GIVEN RECORDS section start

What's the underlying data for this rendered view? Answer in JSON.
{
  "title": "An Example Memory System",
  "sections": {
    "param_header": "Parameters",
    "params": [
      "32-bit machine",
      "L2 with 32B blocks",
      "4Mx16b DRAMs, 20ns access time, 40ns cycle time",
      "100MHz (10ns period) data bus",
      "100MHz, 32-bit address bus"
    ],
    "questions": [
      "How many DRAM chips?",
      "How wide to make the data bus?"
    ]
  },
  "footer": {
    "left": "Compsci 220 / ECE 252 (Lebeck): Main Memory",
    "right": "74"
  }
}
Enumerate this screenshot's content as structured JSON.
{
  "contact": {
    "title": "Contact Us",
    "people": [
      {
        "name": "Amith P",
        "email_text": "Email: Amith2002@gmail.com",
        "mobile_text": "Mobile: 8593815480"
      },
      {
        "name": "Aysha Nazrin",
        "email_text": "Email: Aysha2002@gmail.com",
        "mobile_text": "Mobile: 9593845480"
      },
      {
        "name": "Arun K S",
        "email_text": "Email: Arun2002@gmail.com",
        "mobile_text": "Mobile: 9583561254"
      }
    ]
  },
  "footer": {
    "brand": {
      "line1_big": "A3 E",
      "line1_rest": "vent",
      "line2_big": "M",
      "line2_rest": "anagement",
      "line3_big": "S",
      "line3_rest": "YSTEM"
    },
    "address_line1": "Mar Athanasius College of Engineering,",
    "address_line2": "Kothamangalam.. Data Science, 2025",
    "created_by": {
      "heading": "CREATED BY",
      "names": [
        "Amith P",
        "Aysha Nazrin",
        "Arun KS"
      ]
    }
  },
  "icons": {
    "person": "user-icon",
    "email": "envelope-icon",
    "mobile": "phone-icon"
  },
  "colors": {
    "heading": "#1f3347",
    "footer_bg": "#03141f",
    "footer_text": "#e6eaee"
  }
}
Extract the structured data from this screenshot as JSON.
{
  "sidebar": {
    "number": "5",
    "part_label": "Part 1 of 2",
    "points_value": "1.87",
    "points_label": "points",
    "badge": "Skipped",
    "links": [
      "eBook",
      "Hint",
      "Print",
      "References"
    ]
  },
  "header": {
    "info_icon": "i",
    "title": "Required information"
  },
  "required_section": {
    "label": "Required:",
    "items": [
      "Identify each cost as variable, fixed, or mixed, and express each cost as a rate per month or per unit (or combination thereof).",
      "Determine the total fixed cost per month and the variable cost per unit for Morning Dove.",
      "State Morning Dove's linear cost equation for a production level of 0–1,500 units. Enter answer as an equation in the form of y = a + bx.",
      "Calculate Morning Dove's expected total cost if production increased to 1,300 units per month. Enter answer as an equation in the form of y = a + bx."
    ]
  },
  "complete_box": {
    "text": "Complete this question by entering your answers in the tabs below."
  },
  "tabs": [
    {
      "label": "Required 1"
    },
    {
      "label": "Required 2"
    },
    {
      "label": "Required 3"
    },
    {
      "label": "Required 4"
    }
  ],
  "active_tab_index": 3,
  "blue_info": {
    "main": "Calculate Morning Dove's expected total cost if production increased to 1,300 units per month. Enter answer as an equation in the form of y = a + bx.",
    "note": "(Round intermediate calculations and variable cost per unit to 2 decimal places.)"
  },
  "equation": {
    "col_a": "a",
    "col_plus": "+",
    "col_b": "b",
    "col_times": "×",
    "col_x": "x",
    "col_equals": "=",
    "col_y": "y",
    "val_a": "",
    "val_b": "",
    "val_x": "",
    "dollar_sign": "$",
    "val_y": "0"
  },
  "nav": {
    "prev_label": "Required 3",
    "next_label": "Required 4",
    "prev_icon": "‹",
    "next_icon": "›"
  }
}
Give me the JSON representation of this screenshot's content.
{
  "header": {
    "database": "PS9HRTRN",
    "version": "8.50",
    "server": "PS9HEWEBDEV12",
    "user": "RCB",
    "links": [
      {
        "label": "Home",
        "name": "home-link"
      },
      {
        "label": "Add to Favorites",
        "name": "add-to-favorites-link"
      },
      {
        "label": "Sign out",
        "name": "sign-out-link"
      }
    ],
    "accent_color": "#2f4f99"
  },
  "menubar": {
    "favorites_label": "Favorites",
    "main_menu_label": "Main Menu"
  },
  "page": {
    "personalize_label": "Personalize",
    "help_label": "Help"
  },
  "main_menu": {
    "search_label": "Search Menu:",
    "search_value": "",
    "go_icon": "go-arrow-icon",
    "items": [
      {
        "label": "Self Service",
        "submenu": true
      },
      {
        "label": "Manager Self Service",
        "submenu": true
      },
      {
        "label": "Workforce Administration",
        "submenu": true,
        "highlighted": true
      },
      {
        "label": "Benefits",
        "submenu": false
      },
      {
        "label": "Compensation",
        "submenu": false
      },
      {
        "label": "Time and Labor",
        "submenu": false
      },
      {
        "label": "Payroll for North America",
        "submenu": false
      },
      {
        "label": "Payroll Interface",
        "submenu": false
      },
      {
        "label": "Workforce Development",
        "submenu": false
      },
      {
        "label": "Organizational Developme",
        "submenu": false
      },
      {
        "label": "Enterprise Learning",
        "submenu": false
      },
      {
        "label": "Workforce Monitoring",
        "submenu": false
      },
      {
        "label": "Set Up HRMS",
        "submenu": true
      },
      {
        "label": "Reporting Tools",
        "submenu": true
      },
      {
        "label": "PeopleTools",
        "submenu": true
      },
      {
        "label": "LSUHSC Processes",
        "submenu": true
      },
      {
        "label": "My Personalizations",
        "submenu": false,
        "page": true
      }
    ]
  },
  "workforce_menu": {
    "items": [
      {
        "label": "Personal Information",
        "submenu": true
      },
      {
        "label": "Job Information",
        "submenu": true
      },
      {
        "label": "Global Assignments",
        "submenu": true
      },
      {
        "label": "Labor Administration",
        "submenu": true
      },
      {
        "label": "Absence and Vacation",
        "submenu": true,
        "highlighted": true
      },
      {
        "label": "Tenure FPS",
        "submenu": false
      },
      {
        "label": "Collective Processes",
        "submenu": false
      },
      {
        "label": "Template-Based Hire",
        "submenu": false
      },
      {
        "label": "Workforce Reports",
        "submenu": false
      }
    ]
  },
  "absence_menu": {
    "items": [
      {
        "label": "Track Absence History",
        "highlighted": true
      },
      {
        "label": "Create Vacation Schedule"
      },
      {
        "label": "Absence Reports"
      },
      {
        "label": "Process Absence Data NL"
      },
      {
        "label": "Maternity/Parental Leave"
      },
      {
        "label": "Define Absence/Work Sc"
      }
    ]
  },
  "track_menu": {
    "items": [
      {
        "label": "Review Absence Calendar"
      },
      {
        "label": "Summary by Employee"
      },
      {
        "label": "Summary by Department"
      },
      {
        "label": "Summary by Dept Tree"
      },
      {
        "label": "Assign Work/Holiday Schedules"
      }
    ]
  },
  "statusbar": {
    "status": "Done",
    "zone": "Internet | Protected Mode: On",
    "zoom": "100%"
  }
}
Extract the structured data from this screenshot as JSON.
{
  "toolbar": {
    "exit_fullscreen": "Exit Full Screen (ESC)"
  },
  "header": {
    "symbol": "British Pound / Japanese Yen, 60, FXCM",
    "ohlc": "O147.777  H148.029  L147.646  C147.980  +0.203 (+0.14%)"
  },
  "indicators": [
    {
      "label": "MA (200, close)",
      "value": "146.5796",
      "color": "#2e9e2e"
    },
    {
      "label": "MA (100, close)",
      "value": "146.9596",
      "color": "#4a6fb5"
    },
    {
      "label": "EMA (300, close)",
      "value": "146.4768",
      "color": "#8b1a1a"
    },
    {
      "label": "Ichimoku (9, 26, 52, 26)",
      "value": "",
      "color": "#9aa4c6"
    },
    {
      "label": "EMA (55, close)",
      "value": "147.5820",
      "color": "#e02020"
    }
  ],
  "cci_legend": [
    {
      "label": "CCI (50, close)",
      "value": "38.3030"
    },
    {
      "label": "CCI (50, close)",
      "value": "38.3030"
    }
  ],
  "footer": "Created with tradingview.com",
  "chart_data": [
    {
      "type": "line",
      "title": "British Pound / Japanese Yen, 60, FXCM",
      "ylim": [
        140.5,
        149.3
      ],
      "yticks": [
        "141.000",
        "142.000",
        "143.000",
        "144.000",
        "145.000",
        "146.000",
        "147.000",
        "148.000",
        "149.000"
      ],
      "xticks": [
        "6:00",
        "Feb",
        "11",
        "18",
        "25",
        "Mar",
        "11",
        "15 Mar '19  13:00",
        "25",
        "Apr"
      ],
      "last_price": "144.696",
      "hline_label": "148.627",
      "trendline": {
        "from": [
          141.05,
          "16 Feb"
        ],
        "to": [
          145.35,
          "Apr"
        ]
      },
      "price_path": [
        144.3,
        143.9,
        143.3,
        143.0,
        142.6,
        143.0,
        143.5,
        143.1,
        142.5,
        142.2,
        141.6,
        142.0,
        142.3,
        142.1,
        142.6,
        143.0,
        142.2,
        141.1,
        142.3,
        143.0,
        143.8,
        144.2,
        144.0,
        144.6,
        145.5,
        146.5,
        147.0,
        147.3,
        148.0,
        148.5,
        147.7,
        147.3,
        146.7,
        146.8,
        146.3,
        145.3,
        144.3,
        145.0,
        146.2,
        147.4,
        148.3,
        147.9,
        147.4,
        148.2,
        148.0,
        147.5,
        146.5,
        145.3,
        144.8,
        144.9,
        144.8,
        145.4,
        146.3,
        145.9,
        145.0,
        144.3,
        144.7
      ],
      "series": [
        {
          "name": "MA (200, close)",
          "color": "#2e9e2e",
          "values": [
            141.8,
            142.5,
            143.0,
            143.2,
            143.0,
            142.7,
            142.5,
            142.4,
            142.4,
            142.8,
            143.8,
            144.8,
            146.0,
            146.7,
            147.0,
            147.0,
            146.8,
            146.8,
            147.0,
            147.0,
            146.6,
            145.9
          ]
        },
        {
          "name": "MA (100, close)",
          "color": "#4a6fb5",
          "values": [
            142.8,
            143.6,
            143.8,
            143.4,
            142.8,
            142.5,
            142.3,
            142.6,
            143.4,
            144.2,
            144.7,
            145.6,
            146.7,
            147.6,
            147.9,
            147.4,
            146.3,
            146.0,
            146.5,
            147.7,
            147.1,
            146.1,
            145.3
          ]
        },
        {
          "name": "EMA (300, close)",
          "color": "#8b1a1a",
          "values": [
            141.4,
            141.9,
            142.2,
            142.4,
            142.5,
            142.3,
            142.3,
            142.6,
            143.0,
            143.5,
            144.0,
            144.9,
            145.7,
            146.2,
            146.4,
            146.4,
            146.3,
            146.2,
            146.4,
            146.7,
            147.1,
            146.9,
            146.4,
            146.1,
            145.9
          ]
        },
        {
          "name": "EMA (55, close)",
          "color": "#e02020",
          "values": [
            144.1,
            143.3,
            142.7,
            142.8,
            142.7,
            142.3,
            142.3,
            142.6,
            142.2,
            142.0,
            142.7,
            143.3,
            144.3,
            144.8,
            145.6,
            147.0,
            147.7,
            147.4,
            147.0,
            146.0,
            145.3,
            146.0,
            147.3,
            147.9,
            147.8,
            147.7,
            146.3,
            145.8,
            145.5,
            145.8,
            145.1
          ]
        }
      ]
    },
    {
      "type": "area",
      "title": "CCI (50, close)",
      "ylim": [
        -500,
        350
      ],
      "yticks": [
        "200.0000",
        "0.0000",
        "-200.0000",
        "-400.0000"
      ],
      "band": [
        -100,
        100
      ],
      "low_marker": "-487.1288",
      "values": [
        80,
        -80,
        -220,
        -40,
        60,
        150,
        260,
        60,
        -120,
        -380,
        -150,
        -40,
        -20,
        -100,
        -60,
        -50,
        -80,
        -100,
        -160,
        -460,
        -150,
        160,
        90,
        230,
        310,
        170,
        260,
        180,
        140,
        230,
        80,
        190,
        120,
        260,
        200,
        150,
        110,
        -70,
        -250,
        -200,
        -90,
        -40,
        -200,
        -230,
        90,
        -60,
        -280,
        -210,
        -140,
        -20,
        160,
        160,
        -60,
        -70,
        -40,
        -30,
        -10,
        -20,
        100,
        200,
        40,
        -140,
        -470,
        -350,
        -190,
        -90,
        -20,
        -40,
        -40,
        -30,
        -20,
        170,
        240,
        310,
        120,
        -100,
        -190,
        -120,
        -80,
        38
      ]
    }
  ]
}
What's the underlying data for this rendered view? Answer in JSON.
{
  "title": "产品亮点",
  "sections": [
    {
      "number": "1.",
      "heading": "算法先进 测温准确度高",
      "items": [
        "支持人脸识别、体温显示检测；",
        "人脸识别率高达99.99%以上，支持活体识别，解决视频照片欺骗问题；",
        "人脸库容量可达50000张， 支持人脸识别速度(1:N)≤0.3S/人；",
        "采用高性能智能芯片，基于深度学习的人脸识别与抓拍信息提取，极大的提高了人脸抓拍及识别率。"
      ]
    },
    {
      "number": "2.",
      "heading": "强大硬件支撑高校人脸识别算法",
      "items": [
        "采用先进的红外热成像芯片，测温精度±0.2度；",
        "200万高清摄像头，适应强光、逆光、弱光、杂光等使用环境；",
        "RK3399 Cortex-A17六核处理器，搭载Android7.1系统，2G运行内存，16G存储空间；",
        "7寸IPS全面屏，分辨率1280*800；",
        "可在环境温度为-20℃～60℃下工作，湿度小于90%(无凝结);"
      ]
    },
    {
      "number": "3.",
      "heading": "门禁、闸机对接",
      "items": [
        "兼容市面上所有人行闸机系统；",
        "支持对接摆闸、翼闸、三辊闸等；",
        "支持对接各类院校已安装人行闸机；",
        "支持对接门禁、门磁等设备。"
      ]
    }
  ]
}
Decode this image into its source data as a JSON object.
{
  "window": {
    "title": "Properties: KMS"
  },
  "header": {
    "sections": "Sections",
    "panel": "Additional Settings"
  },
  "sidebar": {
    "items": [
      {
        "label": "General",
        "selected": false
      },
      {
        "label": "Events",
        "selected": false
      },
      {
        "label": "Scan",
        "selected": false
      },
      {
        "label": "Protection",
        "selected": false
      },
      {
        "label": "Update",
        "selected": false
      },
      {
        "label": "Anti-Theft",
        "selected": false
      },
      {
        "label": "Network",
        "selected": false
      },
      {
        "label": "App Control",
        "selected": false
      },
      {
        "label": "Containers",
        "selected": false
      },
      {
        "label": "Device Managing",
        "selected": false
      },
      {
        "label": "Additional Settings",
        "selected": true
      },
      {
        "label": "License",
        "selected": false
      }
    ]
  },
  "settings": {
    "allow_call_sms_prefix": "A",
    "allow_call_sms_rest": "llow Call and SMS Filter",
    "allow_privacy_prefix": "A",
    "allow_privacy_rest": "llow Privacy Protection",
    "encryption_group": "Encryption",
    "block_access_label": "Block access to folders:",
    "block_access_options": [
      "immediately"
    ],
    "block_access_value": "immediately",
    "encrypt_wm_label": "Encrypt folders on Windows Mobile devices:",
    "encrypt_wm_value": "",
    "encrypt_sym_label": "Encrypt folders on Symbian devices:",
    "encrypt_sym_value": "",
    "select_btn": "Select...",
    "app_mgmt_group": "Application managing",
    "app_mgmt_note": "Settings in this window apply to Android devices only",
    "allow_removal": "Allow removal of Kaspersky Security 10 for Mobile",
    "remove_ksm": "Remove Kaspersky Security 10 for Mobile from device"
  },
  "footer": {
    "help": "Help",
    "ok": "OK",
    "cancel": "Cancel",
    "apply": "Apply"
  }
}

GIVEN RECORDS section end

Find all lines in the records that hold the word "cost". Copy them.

• **FINAL ANSWER**
      "Identify each cost as variable, fixed, or mixed, and express each cost as a rate per month or per unit (or combination thereof).",
      "Determine the total fixed cost per month and the variable cost per unit for Morning Dove.",
      "State Morning Dove's linear cost equation for a production level of 0–1,500 units. Enter answer as an equation in the form of y = a + bx.",
      "Calculate Morning Dove's expected total cost if production increased to 1,300 units per month. Enter answer as an equation in the form of y = a + bx."
    "main": "Calculate Morning Dove's expected total cost if production increased to 1,300 units per month. Enter answer as an equation in the form of y = a + bx.",
    "note": "(Round intermediate calculations and variable cost per unit to 2 decimal places.)"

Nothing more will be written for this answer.